Activity
Each record must be printed again exactly as given.

Component data from apps and pages
---
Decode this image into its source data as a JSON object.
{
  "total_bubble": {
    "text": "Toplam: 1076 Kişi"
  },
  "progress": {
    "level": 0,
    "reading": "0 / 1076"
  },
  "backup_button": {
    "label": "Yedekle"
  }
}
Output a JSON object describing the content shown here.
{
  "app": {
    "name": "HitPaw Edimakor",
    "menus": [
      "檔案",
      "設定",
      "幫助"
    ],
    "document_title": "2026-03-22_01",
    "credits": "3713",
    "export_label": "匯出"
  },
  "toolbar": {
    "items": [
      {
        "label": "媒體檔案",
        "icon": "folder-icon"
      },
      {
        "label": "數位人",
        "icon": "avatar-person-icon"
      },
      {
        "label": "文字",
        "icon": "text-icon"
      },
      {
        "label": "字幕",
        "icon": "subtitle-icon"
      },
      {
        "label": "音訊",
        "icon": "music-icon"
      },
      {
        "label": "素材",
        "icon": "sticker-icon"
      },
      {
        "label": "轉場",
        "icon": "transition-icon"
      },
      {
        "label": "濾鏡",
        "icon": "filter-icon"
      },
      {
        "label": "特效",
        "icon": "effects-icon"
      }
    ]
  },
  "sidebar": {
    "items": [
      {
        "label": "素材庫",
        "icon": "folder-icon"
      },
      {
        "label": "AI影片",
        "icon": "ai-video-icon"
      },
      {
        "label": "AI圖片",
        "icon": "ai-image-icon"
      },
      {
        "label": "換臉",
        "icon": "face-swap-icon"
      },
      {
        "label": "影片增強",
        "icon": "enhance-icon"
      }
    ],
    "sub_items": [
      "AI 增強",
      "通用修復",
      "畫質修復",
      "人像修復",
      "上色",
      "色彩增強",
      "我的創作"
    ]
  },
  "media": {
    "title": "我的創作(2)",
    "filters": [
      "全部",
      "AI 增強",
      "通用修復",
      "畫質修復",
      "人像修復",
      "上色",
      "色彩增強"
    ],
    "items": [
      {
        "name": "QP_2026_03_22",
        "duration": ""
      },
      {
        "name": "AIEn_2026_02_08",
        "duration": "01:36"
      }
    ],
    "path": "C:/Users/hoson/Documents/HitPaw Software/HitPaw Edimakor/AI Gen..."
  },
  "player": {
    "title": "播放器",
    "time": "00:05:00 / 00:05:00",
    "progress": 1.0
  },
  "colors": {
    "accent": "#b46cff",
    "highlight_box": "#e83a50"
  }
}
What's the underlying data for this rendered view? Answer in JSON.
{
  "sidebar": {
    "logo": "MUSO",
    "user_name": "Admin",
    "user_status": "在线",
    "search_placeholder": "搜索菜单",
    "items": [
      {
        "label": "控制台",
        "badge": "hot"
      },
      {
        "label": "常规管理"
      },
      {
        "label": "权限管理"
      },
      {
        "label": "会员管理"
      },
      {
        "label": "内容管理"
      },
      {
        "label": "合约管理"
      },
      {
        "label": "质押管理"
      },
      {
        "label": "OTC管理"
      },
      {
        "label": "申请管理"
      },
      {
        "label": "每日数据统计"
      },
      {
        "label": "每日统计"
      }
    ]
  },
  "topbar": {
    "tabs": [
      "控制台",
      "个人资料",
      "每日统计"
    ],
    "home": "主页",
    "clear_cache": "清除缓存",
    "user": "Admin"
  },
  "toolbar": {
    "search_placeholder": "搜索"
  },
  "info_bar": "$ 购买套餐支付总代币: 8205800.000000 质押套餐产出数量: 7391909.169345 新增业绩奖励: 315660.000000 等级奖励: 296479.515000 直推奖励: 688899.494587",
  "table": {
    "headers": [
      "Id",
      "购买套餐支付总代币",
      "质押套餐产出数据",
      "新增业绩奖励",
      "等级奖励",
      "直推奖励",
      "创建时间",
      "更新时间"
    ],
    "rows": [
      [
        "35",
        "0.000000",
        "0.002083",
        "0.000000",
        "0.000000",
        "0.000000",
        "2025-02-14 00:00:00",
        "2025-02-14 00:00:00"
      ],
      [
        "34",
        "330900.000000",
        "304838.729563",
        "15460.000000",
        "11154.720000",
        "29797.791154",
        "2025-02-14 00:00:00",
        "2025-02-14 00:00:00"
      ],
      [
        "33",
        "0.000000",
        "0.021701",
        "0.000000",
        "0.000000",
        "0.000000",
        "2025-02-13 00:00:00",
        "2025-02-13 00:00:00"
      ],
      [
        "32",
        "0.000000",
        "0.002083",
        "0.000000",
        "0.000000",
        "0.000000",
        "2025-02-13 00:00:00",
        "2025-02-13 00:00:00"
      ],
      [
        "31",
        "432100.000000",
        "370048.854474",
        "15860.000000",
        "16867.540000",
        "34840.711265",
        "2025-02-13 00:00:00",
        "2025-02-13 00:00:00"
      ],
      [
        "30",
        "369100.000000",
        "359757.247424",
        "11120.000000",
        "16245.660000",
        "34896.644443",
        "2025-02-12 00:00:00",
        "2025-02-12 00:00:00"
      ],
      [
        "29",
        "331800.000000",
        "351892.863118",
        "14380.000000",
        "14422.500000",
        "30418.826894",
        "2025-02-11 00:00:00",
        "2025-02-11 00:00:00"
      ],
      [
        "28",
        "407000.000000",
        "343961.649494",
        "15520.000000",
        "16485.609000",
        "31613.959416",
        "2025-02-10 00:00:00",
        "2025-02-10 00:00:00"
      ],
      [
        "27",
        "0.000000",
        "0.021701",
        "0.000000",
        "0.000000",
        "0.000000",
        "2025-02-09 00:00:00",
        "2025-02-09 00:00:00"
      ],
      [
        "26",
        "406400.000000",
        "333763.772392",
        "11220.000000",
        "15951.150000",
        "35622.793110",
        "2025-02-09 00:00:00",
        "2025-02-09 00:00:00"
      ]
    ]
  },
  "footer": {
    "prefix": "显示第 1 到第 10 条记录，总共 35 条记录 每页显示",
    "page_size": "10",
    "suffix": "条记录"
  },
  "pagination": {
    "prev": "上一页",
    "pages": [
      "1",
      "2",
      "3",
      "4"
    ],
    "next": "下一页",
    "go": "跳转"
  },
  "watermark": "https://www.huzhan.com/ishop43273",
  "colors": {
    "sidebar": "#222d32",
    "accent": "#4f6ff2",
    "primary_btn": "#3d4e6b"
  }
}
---
Task result
Decode this image into its source data as a JSON object.
{
  "total_bubble": {
    "text": "Toplam: 1076 Kişi"
  },
  "progress": {
    "level": 0,
    "reading": "0 / 1076"
  },
  "backup_button": {
    "label": "Yedekle"
  }
}
Output a JSON object describing the content shown here.
{
  "app": {
    "name": "HitPaw Edimakor",
    "menus": [
      "檔案",
      "設定",
      "幫助"
    ],
    "document_title": "2026-03-22_01",
    "credits": "3713",
    "export_label": "匯出"
  },
  "toolbar": {
    "items": [
      {
        "label": "媒體檔案",
        "icon": "folder-icon"
      },
      {
        "label": "數位人",
        "icon": "avatar-person-icon"
      },
      {
        "label": "文字",
        "icon": "text-icon"
      },
      {
        "label": "字幕",
        "icon": "subtitle-icon"
      },
      {
        "label": "音訊",
        "icon": "music-icon"
      },
      {
        "label": "素材",
        "icon": "sticker-icon"
      },
      {
        "label": "轉場",
        "icon": "transition-icon"
      },
      {
        "label": "濾鏡",
        "icon": "filter-icon"
      },
      {
        "label": "特效",
        "icon": "effects-icon"
      }
    ]
  },
  "sidebar": {
    "items": [
      {
        "label": "素材庫",
        "icon": "folder-icon"
      },
      {
        "label": "AI影片",
        "icon": "ai-video-icon"
      },
      {
        "label": "AI圖片",
        "icon": "ai-image-icon"
      },
      {
        "label": "換臉",
        "icon": "face-swap-icon"
      },
      {
        "label": "影片增強",
        "icon": "enhance-icon"
      }
    ],
    "sub_items": [
      "AI 增強",
      "通用修復",
      "畫質修復",
      "人像修復",
      "上色",
      "色彩增強",
      "我的創作"
    ]
  },
  "media": {
    "title": "我的創作(2)",
    "filters": [
      "全部",
      "AI 增強",
      "通用修復",
      "畫質修復",
      "人像修復",
      "上色",
      "色彩增強"
    ],
    "items": [
      {
        "name": "QP_2026_03_22",
        "duration": ""
      },
      {
        "name": "AIEn_2026_02_08",
        "duration": "01:36"
      }
    ],
    "path": "C:/Users/hoson/Documents/HitPaw Software/HitPaw Edimakor/AI Gen..."
  },
  "player": {
    "title": "播放器",
    "time": "00:05:00 / 00:05:00",
    "progress": 1.0
  },
  "colors": {
    "accent": "#b46cff",
    "highlight_box": "#e83a50"
  }
}
What's the underlying data for this rendered view? Answer in JSON.
{
  "sidebar": {
    "logo": "MUSO",
    "user_name": "Admin",
    "user_status": "在线",
    "search_placeholder": "搜索菜单",
    "items": [
      {
        "label": "控制台",
        "badge": "hot"
      },
      {
        "label": "常规管理"
      },
      {
        "label": "权限管理"
      },
      {
        "label": "会员管理"
      },
      {
        "label": "内容管理"
      },
      {
        "label": "合约管理"
      },
      {
        "label": "质押管理"
      },
      {
        "label": "OTC管理"
      },
      {
        "label": "申请管理"
      },
      {
        "label": "每日数据统计"
      },
      {
        "label": "每日统计"
      }
    ]
  },
  "topbar": {
    "tabs": [
      "控制台",
      "个人资料",
      "每日统计"
    ],
    "home": "主页",
    "clear_cache": "清除缓存",
    "user": "Admin"
  },
  "toolbar": {
    "search_placeholder": "搜索"
  },
  "info_bar": "$ 购买套餐支付总代币: 8205800.000000 质押套餐产出数量: 7391909.169345 新增业绩奖励: 315660.000000 等级奖励: 296479.515000 直推奖励: 688899.494587",
  "table": {
    "headers": [
      "Id",
      "购买套餐支付总代币",
      "质押套餐产出数据",
      "新增业绩奖励",
      "等级奖励",
      "直推奖励",
      "创建时间",
      "更新时间"
    ],
    "rows": [
      [
        "35",
        "0.000000",
        "0.002083",
        "0.000000",
        "0.000000",
        "0.000000",
        "2025-02-14 00:00:00",
        "2025-02-14 00:00:00"
      ],
      [
        "34",
        "330900.000000",
        "304838.729563",
        "15460.000000",
        "11154.720000",
        "29797.791154",
        "2025-02-14 00:00:00",
        "2025-02-14 00:00:00"
      ],
      [
        "33",
        "0.000000",
        "0.021701",
        "0.000000",
        "0.000000",
        "0.000000",
        "2025-02-13 00:00:00",
        "2025-02-13 00:00:00"
      ],
      [
        "32",
        "0.000000",
        "0.002083",
        "0.000000",
        "0.000000",
        "0.000000",
        "2025-02-13 00:00:00",
        "2025-02-13 00:00:00"
      ],
      [
        "31",
        "432100.000000",
        "370048.854474",
        "15860.000000",
        "16867.540000",
        "34840.711265",
        "2025-02-13 00:00:00",
        "2025-02-13 00:00:00"
      ],
      [
        "30",
        "369100.000000",
        "359757.247424",
        "11120.000000",
        "16245.660000",
        "34896.644443",
        "2025-02-12 00:00:00",
        "2025-02-12 00:00:00"
      ],
      [
        "29",
        "331800.000000",
        "351892.863118",
        "14380.000000",
        "14422.500000",
        "30418.826894",
        "2025-02-11 00:00:00",
        "2025-02-11 00:00:00"
      ],
      [
        "28",
        "407000.000000",
        "343961.649494",
        "15520.000000",
        "16485.609000",
        "31613.959416",
        "2025-02-10 00:00:00",
        "2025-02-10 00:00:00"
      ],
      [
        "27",
        "0.000000",
        "0.021701",
        "0.000000",
        "0.000000",
        "0.000000",
        "2025-02-09 00:00:00",
        "2025-02-09 00:00:00"
      ],
      [
        "26",
        "406400.000000",
        "333763.772392",
        "11220.000000",
        "15951.150000",
        "35622.793110",
        "2025-02-09 00:00:00",
        "2025-02-09 00:00:00"
      ]
    ]
  },
  "footer": {
    "prefix": "显示第 1 到第 10 条记录，总共 35 条记录 每页显示",
    "page_size": "10",
    "suffix": "条记录"
  },
  "pagination": {
    "prev": "上一页",
    "pages": [
      "1",
      "2",
      "3",
      "4"
    ],
    "next": "下一页",
    "go": "跳转"
  },
  "watermark": "https://www.huzhan.com/ishop43273",
  "colors": {
    "sidebar": "#222d32",
    "accent": "#4f6ff2",
    "primary_btn": "#3d4e6b"
  }
}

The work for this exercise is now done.